### Work to complete:
Within the data below, count every line that includes "text" and report the total alone.

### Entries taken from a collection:
+ + + + +
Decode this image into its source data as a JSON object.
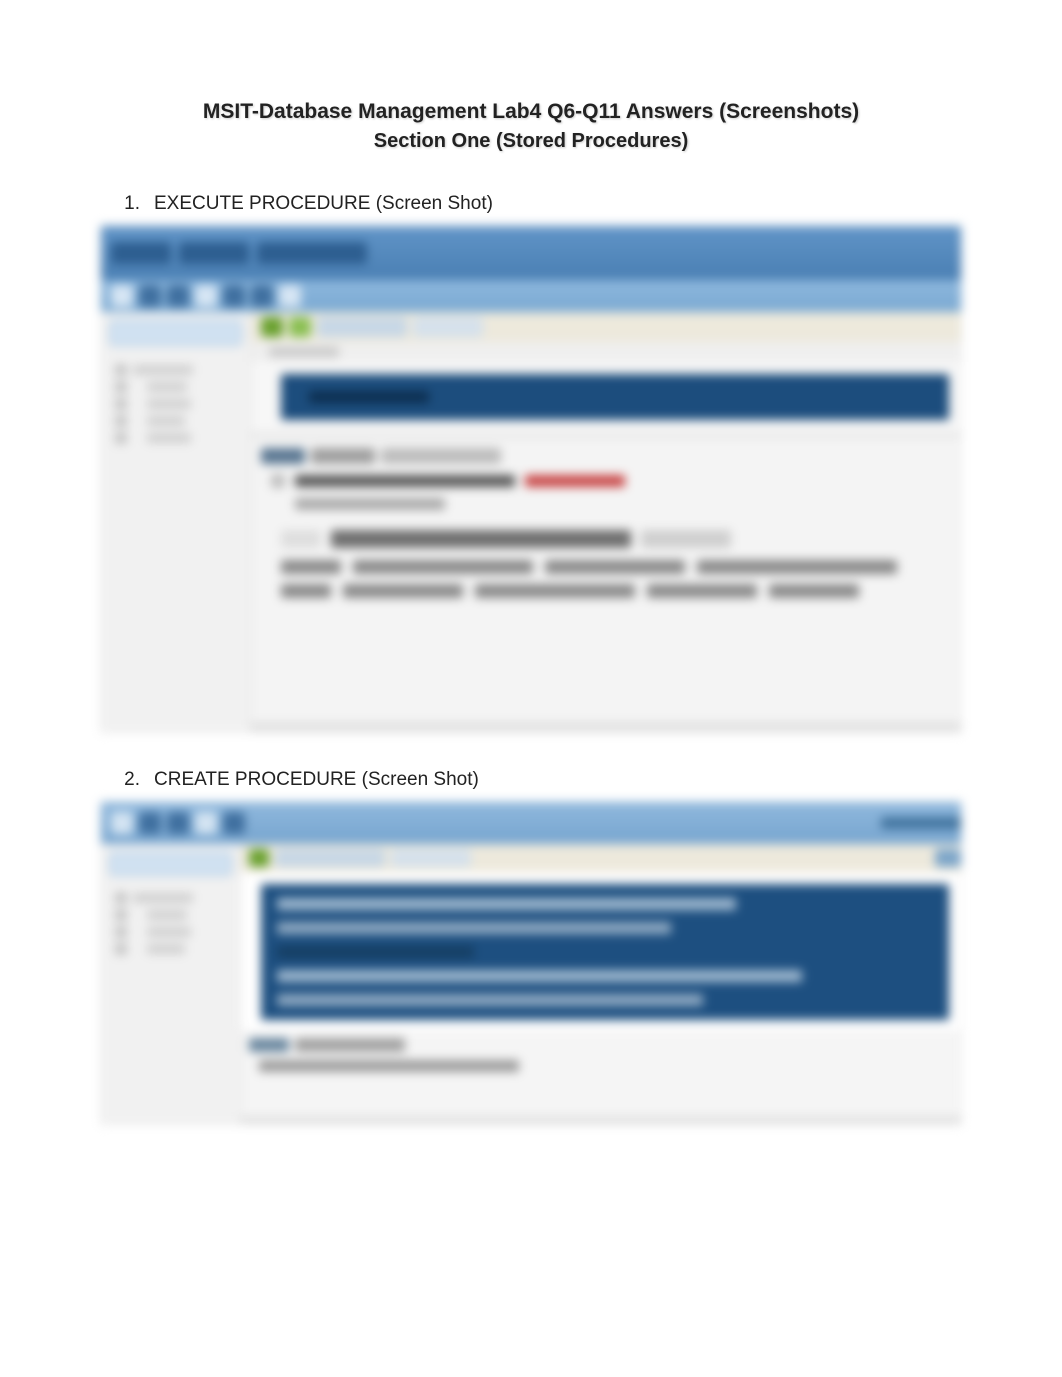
{
  "title": {
    "main": "MSIT-Database Management Lab4 Q6-Q11 Answers (Screenshots)",
    "sub": "Section One (Stored Procedures)"
  },
  "items": [
    {
      "number": "1.",
      "label": "EXECUTE PROCEDURE (Screen Shot)"
    },
    {
      "number": "2.",
      "label": "CREATE PROCEDURE (Screen Shot)"
    }
  ],
  "figures": {
    "fig1": {
      "alt": "Blurred screenshot of a SQL IDE showing an EXECUTE PROCEDURE statement in the query editor and a results/messages pane below.",
      "filename_bar": "(title bar text illegible)",
      "side_tree_root": "(tree label illegible)",
      "editor_highlight_line": "(SQL text illegible)",
      "results_caption": "(results caption illegible)",
      "results_message_primary": "(message text illegible)",
      "results_message_error": "(error-colored text illegible)"
    },
    "fig2": {
      "alt": "Blurred screenshot of a SQL IDE showing a CREATE PROCEDURE script in the query editor and a messages pane below.",
      "editor_lines_note": "(multi-line SQL text illegible)",
      "results_message": "(message text illegible)"
    }
  }
}
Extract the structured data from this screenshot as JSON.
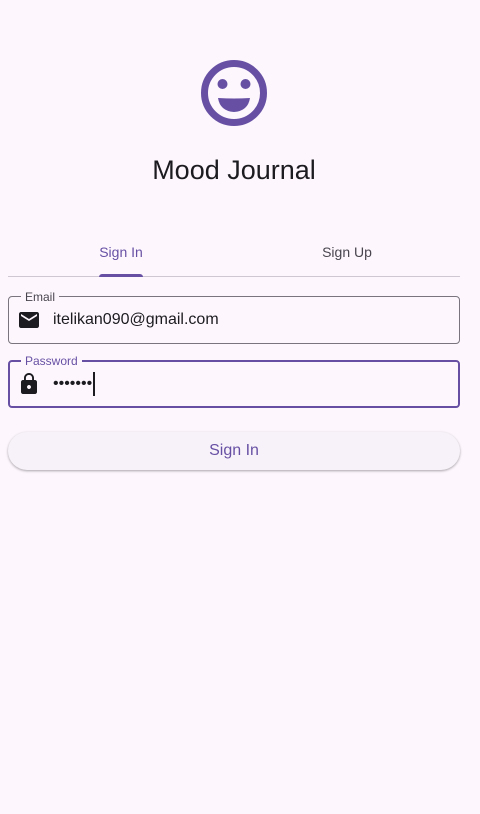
{
  "app": {
    "title": "Mood Journal",
    "logo_icon": "smiley-face-icon"
  },
  "tabs": [
    {
      "label": "Sign In",
      "active": true
    },
    {
      "label": "Sign Up",
      "active": false
    }
  ],
  "form": {
    "email": {
      "label": "Email",
      "value": "itelikan090@gmail.com",
      "icon": "mail-icon"
    },
    "password": {
      "label": "Password",
      "value": "•••••••",
      "icon": "lock-icon",
      "focused": true
    },
    "submit_label": "Sign In"
  },
  "colors": {
    "accent": "#6750A4",
    "background": "#FDF7FD",
    "text": "#1C1B1F"
  }
}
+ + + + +
### Reply to the exercise:
7